### What you are asked to do
Whenever a picture appears in the data, skip it and write out all other material exactly.

### Extracted data
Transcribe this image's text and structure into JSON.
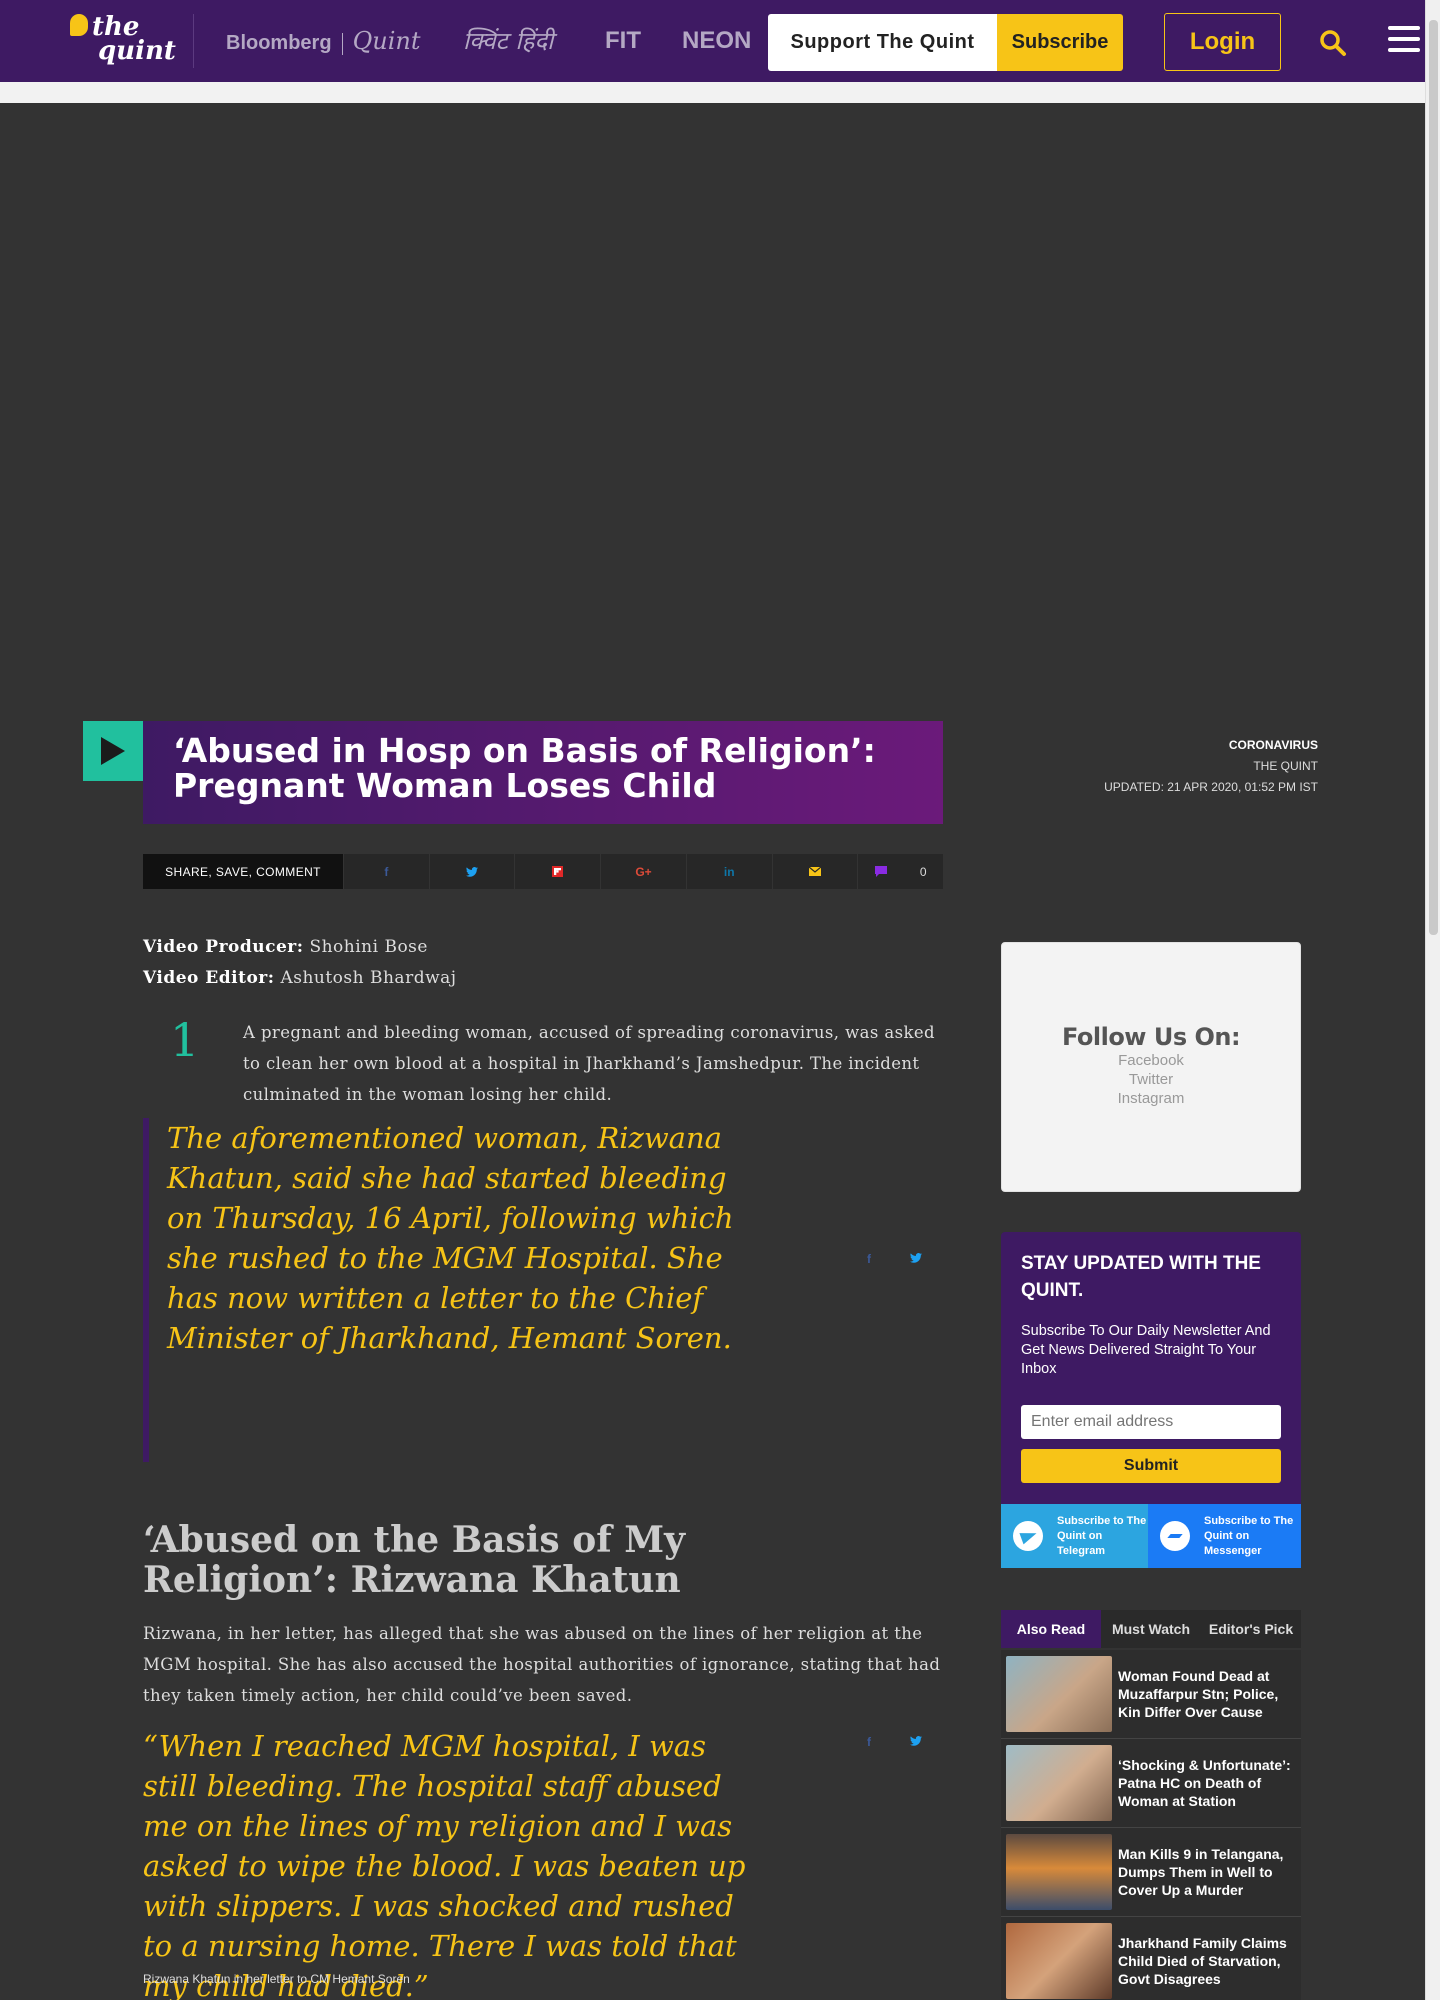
{
  "header": {
    "logo_line1": "the",
    "logo_line2": "quint",
    "brands": {
      "bloomberg": "Bloomberg",
      "quint": "Quint",
      "hindi": "क्विंट हिंदी",
      "fit": "FIT",
      "neon": "NEON"
    },
    "support_label": "Support The Quint",
    "subscribe_label": "Subscribe",
    "login_label": "Login",
    "colors": {
      "bar": "#3e1a63",
      "accent": "#f7c417"
    }
  },
  "article": {
    "title": "‘Abused in Hosp on Basis of Religion’: Pregnant Woman Loses Child",
    "category": "CORONAVIRUS",
    "source": "THE QUINT",
    "updated": "UPDATED: 21 APR 2020, 01:52 PM IST",
    "share": {
      "label": "SHARE, SAVE, COMMENT",
      "comment_count": "0"
    },
    "credits": [
      {
        "role": "Video Producer:",
        "name": "Shohini Bose"
      },
      {
        "role": "Video Editor:",
        "name": "Ashutosh Bhardwaj"
      }
    ],
    "dropcap_number": "1",
    "para1": "A pregnant and bleeding woman, accused of spreading coronavirus, was asked to clean her own blood at a hospital in Jharkhand’s Jamshedpur. The incident culminated in the woman losing her child.",
    "quote1": "The aforementioned woman, Rizwana Khatun, said she had started bleeding on Thursday, 16 April, following which she rushed to the MGM Hospital. She has now written a letter to the Chief Minister of Jharkhand, Hemant Soren.",
    "subheading": "‘Abused on the Basis of My Religion’: Rizwana Khatun",
    "para2": "Rizwana, in her letter, has alleged that she was abused on the lines of her religion at the MGM hospital. She has also accused the hospital authorities of ignorance, stating that had they taken timely action, her child could’ve been saved.",
    "quote2": "“When I reached MGM hospital, I was still bleeding. The hospital staff abused me on the lines of my religion and I was asked to wipe the blood. I was beaten up with slippers. I was shocked and rushed to a nursing home. There I was told that my child had died.”",
    "quote2_caption": "Rizwana Khatun in her letter to CM Hemant Soren"
  },
  "sidebar": {
    "follow_title": "Follow Us On:",
    "follow_links": [
      "Facebook",
      "Twitter",
      "Instagram"
    ],
    "newsletter": {
      "title": "STAY UPDATED WITH THE QUINT.",
      "description": "Subscribe To Our Daily Newsletter And Get News Delivered Straight To Your Inbox",
      "email_placeholder": "Enter email address",
      "submit_label": "Submit"
    },
    "telegram_label": "Subscribe to The Quint on Telegram",
    "messenger_label": "Subscribe to The Quint on Messenger",
    "tabs": [
      "Also Read",
      "Must Watch",
      "Editor's Pick"
    ],
    "list": [
      {
        "title": "Woman Found Dead at Muzaffarpur Stn; Police, Kin Differ Over Cause"
      },
      {
        "title": "‘Shocking & Unfortunate’: Patna HC on Death of Woman at Station"
      },
      {
        "title": "Man Kills 9 in Telangana, Dumps Them in Well to Cover Up a Murder"
      },
      {
        "title": "Jharkhand Family Claims Child Died of Starvation, Govt Disagrees"
      }
    ]
  }
}
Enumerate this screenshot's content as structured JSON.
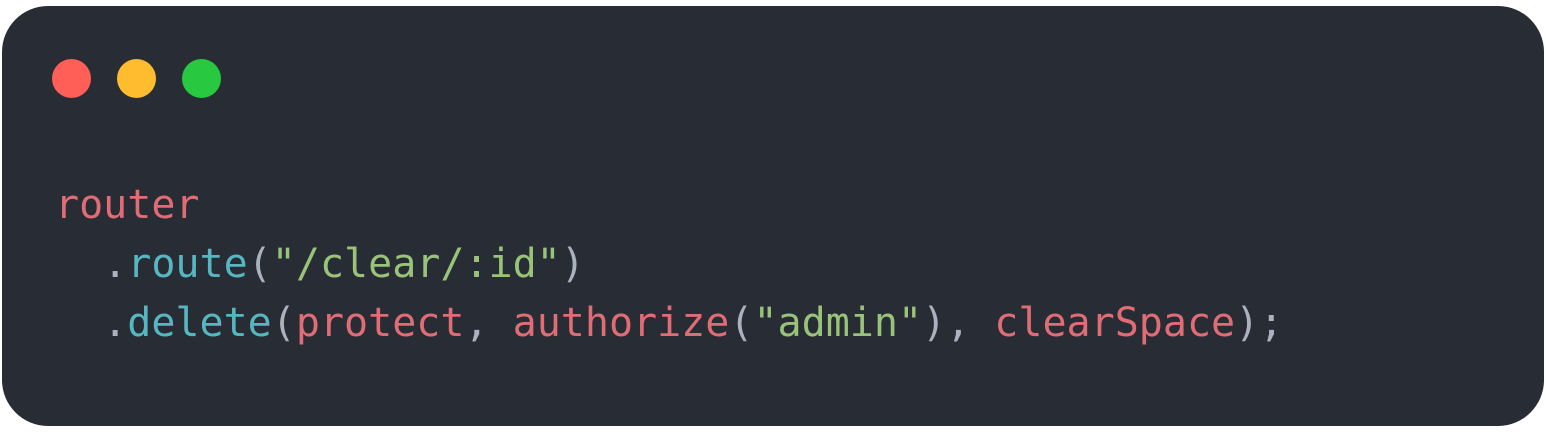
{
  "window": {
    "background": "#282c34",
    "buttons": [
      {
        "name": "close",
        "color": "#ff5f57"
      },
      {
        "name": "minimize",
        "color": "#febc2e"
      },
      {
        "name": "maximize",
        "color": "#28c840"
      }
    ]
  },
  "colors": {
    "identifier": "#e06c75",
    "method": "#56b6c2",
    "string": "#98c379",
    "punctuation": "#abb2bf"
  },
  "code": {
    "line1": {
      "identifier": "router"
    },
    "line2": {
      "indent": "  ",
      "dot": ".",
      "method": "route",
      "open": "(",
      "arg": "\"/clear/:id\"",
      "close": ")"
    },
    "line3": {
      "indent": "  ",
      "dot": ".",
      "method": "delete",
      "open": "(",
      "arg1": "protect",
      "comma1": ", ",
      "fn": "authorize",
      "open2": "(",
      "arg2": "\"admin\"",
      "close2": ")",
      "comma2": ", ",
      "arg3": "clearSpace",
      "close": ");"
    }
  }
}
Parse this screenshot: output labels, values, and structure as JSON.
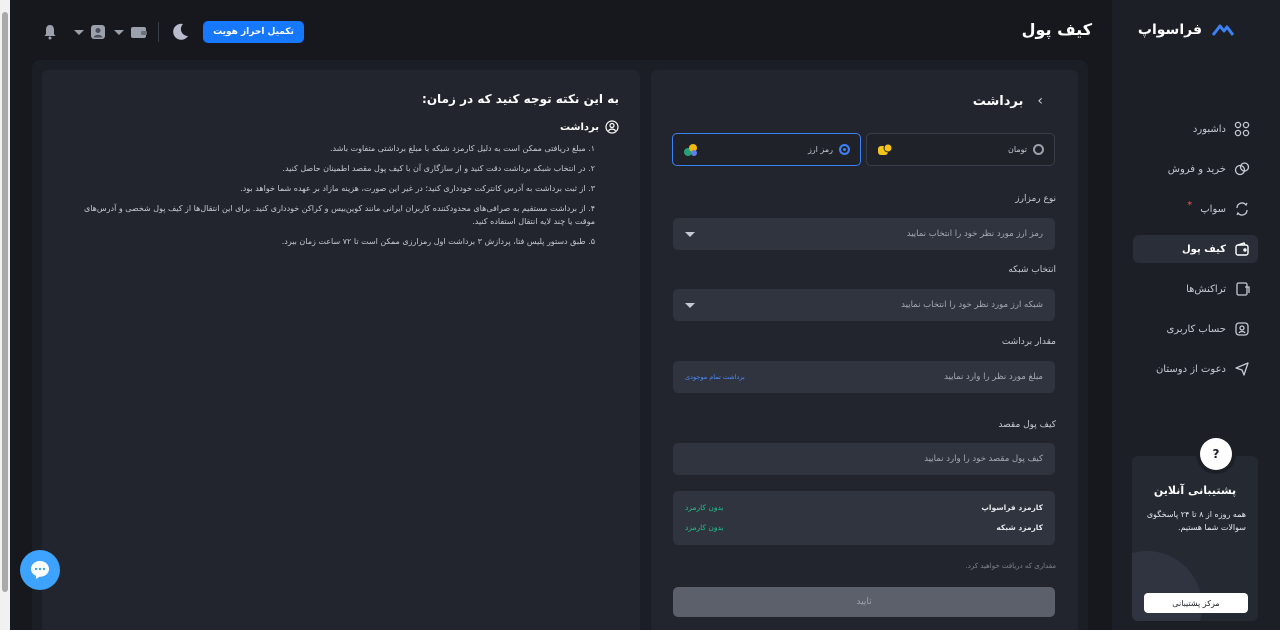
{
  "brand": {
    "name": "فراسواپ"
  },
  "sidebar": {
    "items": [
      {
        "label": "داشبورد",
        "icon": "grid-icon"
      },
      {
        "label": "خرید و فروش",
        "icon": "exchange-icon"
      },
      {
        "label": "سواپ",
        "icon": "swap-icon",
        "badge": "*"
      },
      {
        "label": "کیف پول",
        "icon": "wallet-icon",
        "active": true
      },
      {
        "label": "تراکنش‌ها",
        "icon": "receipt-icon"
      },
      {
        "label": "حساب کاربری",
        "icon": "user-icon"
      },
      {
        "label": "دعوت از دوستان",
        "icon": "send-icon"
      }
    ]
  },
  "support": {
    "q": "?",
    "title": "پشتیبانی آنلاین",
    "desc": "همه روزه از ۸ تا ۲۴ پاسخگوی سوالات شما هستیم.",
    "button": "مرکز پشتیبانی"
  },
  "topbar": {
    "title": "کیف پول",
    "kyc_button": "تکمیل احراز هویت"
  },
  "withdraw": {
    "title": "برداشت",
    "options": [
      {
        "label": "تومان",
        "selected": false
      },
      {
        "label": "رمز ارز",
        "selected": true
      }
    ],
    "crypto_label": "نوع رمزارز",
    "crypto_placeholder": "رمز ارز مورد نظر خود را انتخاب نمایید",
    "network_label": "انتخاب شبکه",
    "network_placeholder": "شبکه ارز مورد نظر خود را انتخاب نمایید",
    "amount_label": "مقدار برداشت",
    "amount_placeholder": "مبلغ مورد نظر را وارد نمایید",
    "amount_link": "برداشت تمام موجودی",
    "dest_label": "کیف پول مقصد",
    "dest_placeholder": "کیف پول مقصد خود را وارد نمایید",
    "fees": [
      {
        "k": "کارمزد فراسواپ",
        "v": "بدون کارمزد"
      },
      {
        "k": "کارمزد شبکه",
        "v": "بدون کارمزد"
      }
    ],
    "receive_text": "مقداری که دریافت خواهید کرد.",
    "submit": "تایید"
  },
  "notes": {
    "title": "به این نکته توجه کنید که در زمان:",
    "subtitle": "برداشت",
    "items": [
      "۱. مبلغ دریافتی ممکن است به دلیل کارمزد شبکه با مبلغ برداشتی متفاوت باشد.",
      "۲. در انتخاب شبکه برداشت دقت کنید و از سازگاری آن با کیف پول مقصد اطمینان حاصل کنید.",
      "۳. از ثبت برداشت به آدرس کانترکت خودداری کنید؛ در غیر این صورت، هزینه مازاد بر عهده شما خواهد بود.",
      "۴. از برداشت مستقیم به صرافی‌های محدودکننده کاربران ایرانی مانند کوین‌بیس و کراکن خودداری کنید. برای این انتقال‌ها از کیف پول شخصی و آدرس‌های موقت یا چند لایه انتقال استفاده کنید.",
      "۵. طبق دستور پلیس فتا، پردازش ۳ برداشت اول رمزارزی ممکن است تا ۷۲ ساعت زمان ببرد."
    ]
  },
  "colors": {
    "accent": "#1677ff",
    "success": "#21c28e",
    "bg": "#16181d",
    "panel": "#22252d"
  }
}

### Answer
Transcribe this image's text and structure into JSON.
{
  "header": {
    "logo_line1": "the",
    "logo_line2": "quint",
    "brands": {
      "bloomberg": "Bloomberg",
      "quint": "Quint",
      "hindi": "क्विंट हिंदी",
      "fit": "FIT",
      "neon": "NEON"
    },
    "support_label": "Support The Quint",
    "subscribe_label": "Subscribe",
    "login_label": "Login",
    "colors": {
      "bar": "#3e1a63",
      "accent": "#f7c417"
    }
  },
  "article": {
    "title": "‘Abused in Hosp on Basis of Religion’: Pregnant Woman Loses Child",
    "category": "CORONAVIRUS",
    "source": "THE QUINT",
    "updated": "UPDATED: 21 APR 2020, 01:52 PM IST",
    "share": {
      "label": "SHARE, SAVE, COMMENT",
      "comment_count": "0"
    },
    "credits": [
      {
        "role": "Video Producer:",
        "name": "Shohini Bose"
      },
      {
        "role": "Video Editor:",
        "name": "Ashutosh Bhardwaj"
      }
    ],
    "dropcap_number": "1",
    "para1": "A pregnant and bleeding woman, accused of spreading coronavirus, was asked to clean her own blood at a hospital in Jharkhand’s Jamshedpur. The incident culminated in the woman losing her child.",
    "quote1": "The aforementioned woman, Rizwana Khatun, said she had started bleeding on Thursday, 16 April, following which she rushed to the MGM Hospital. She has now written a letter to the Chief Minister of Jharkhand, Hemant Soren.",
    "subheading": "‘Abused on the Basis of My Religion’: Rizwana Khatun",
    "para2": "Rizwana, in her letter, has alleged that she was abused on the lines of her religion at the MGM hospital. She has also accused the hospital authorities of ignorance, stating that had they taken timely action, her child could’ve been saved.",
    "quote2": "“When I reached MGM hospital, I was still bleeding. The hospital staff abused me on the lines of my religion and I was asked to wipe the blood. I was beaten up with slippers. I was shocked and rushed to a nursing home. There I was told that my child had died.”",
    "quote2_caption": "Rizwana Khatun in her letter to CM Hemant Soren"
  },
  "sidebar": {
    "follow_title": "Follow Us On:",
    "follow_links": [
      "Facebook",
      "Twitter",
      "Instagram"
    ],
    "newsletter": {
      "title": "STAY UPDATED WITH THE QUINT.",
      "description": "Subscribe To Our Daily Newsletter And Get News Delivered Straight To Your Inbox",
      "email_placeholder": "Enter email address",
      "submit_label": "Submit"
    },
    "telegram_label": "Subscribe to The Quint on Telegram",
    "messenger_label": "Subscribe to The Quint on Messenger",
    "tabs": [
      "Also Read",
      "Must Watch",
      "Editor's Pick"
    ],
    "list": [
      {
        "title": "Woman Found Dead at Muzaffarpur Stn; Police, Kin Differ Over Cause"
      },
      {
        "title": "‘Shocking & Unfortunate’: Patna HC on Death of Woman at Station"
      },
      {
        "title": "Man Kills 9 in Telangana, Dumps Them in Well to Cover Up a Murder"
      },
      {
        "title": "Jharkhand Family Claims Child Died of Starvation, Govt Disagrees"
      }
    ]
  }
}
Enumerate this screenshot's content as structured JSON.
{
  "window": {
    "background": "#282c34",
    "buttons": [
      {
        "name": "close",
        "color": "#ff5f57"
      },
      {
        "name": "minimize",
        "color": "#febc2e"
      },
      {
        "name": "maximize",
        "color": "#28c840"
      }
    ]
  },
  "colors": {
    "identifier": "#e06c75",
    "method": "#56b6c2",
    "string": "#98c379",
    "punctuation": "#abb2bf"
  },
  "code": {
    "line1": {
      "identifier": "router"
    },
    "line2": {
      "indent": "  ",
      "dot": ".",
      "method": "route",
      "open": "(",
      "arg": "\"/clear/:id\"",
      "close": ")"
    },
    "line3": {
      "indent": "  ",
      "dot": ".",
      "method": "delete",
      "open": "(",
      "arg1": "protect",
      "comma1": ", ",
      "fn": "authorize",
      "open2": "(",
      "arg2": "\"admin\"",
      "close2": ")",
      "comma2": ", ",
      "arg3": "clearSpace",
      "close": ");"
    }
  }
}
Parse this screenshot: output labels, values, and structure as JSON.
{
  "brand": {
    "name": "فراسواپ"
  },
  "sidebar": {
    "items": [
      {
        "label": "داشبورد",
        "icon": "grid-icon"
      },
      {
        "label": "خرید و فروش",
        "icon": "exchange-icon"
      },
      {
        "label": "سواپ",
        "icon": "swap-icon",
        "badge": "*"
      },
      {
        "label": "کیف پول",
        "icon": "wallet-icon",
        "active": true
      },
      {
        "label": "تراکنش‌ها",
        "icon": "receipt-icon"
      },
      {
        "label": "حساب کاربری",
        "icon": "user-icon"
      },
      {
        "label": "دعوت از دوستان",
        "icon": "send-icon"
      }
    ]
  },
  "support": {
    "q": "?",
    "title": "پشتیبانی آنلاین",
    "desc": "همه روزه از ۸ تا ۲۴ پاسخگوی سوالات شما هستیم.",
    "button": "مرکز پشتیبانی"
  },
  "topbar": {
    "title": "کیف پول",
    "kyc_button": "تکمیل احراز هویت"
  },
  "withdraw": {
    "title": "برداشت",
    "options": [
      {
        "label": "تومان",
        "selected": false
      },
      {
        "label": "رمز ارز",
        "selected": true
      }
    ],
    "crypto_label": "نوع رمزارز",
    "crypto_placeholder": "رمز ارز مورد نظر خود را انتخاب نمایید",
    "network_label": "انتخاب شبکه",
    "network_placeholder": "شبکه ارز مورد نظر خود را انتخاب نمایید",
    "amount_label": "مقدار برداشت",
    "amount_placeholder": "مبلغ مورد نظر را وارد نمایید",
    "amount_link": "برداشت تمام موجودی",
    "dest_label": "کیف پول مقصد",
    "dest_placeholder": "کیف پول مقصد خود را وارد نمایید",
    "fees": [
      {
        "k": "کارمزد فراسواپ",
        "v": "بدون کارمزد"
      },
      {
        "k": "کارمزد شبکه",
        "v": "بدون کارمزد"
      }
    ],
    "receive_text": "مقداری که دریافت خواهید کرد.",
    "submit": "تایید"
  },
  "notes": {
    "title": "به این نکته توجه کنید که در زمان:",
    "subtitle": "برداشت",
    "items": [
      "۱. مبلغ دریافتی ممکن است به دلیل کارمزد شبکه با مبلغ برداشتی متفاوت باشد.",
      "۲. در انتخاب شبکه برداشت دقت کنید و از سازگاری آن با کیف پول مقصد اطمینان حاصل کنید.",
      "۳. از ثبت برداشت به آدرس کانترکت خودداری کنید؛ در غیر این صورت، هزینه مازاد بر عهده شما خواهد بود.",
      "۴. از برداشت مستقیم به صرافی‌های محدودکننده کاربران ایرانی مانند کوین‌بیس و کراکن خودداری کنید. برای این انتقال‌ها از کیف پول شخصی و آدرس‌های موقت یا چند لایه انتقال استفاده کنید.",
      "۵. طبق دستور پلیس فتا، پردازش ۳ برداشت اول رمزارزی ممکن است تا ۷۲ ساعت زمان ببرد."
    ]
  },
  "colors": {
    "accent": "#1677ff",
    "success": "#21c28e",
    "bg": "#16181d",
    "panel": "#22252d"
  }
}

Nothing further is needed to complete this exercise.